*** Records shown ***

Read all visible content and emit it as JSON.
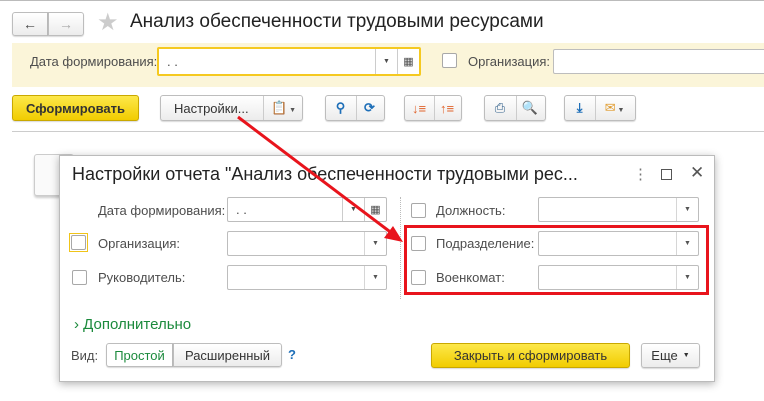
{
  "window": {
    "title": "Анализ обеспеченности трудовыми ресурсами"
  },
  "filters": {
    "date_label": "Дата формирования:",
    "date_value": " .  .",
    "org_label": "Организация:"
  },
  "toolbar": {
    "generate": "Сформировать",
    "settings": "Настройки..."
  },
  "dialog": {
    "title": "Настройки отчета \"Анализ обеспеченности трудовыми рес...",
    "date_label": "Дата формирования:",
    "date_value": " .  .",
    "org_label": "Организация:",
    "manager_label": "Руководитель:",
    "position_label": "Должность:",
    "department_label": "Подразделение:",
    "military_label": "Военкомат:",
    "more_section": "Дополнительно",
    "view_label": "Вид:",
    "view_simple": "Простой",
    "view_extended": "Расширенный",
    "help": "?",
    "close_generate": "Закрыть и сформировать",
    "more": "Еще"
  },
  "colors": {
    "accent": "#f5d400",
    "annotation": "#e8141c",
    "link_green": "#1b8a3c"
  }
}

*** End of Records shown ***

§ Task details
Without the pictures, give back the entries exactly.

§ Answer
Read all visible content and emit it as JSON.
{
  "window": {
    "title": "Анализ обеспеченности трудовыми ресурсами"
  },
  "filters": {
    "date_label": "Дата формирования:",
    "date_value": " .  .",
    "org_label": "Организация:"
  },
  "toolbar": {
    "generate": "Сформировать",
    "settings": "Настройки..."
  },
  "dialog": {
    "title": "Настройки отчета \"Анализ обеспеченности трудовыми рес...",
    "date_label": "Дата формирования:",
    "date_value": " .  .",
    "org_label": "Организация:",
    "manager_label": "Руководитель:",
    "position_label": "Должность:",
    "department_label": "Подразделение:",
    "military_label": "Военкомат:",
    "more_section": "Дополнительно",
    "view_label": "Вид:",
    "view_simple": "Простой",
    "view_extended": "Расширенный",
    "help": "?",
    "close_generate": "Закрыть и сформировать",
    "more": "Еще"
  },
  "colors": {
    "accent": "#f5d400",
    "annotation": "#e8141c",
    "link_green": "#1b8a3c"
  }
}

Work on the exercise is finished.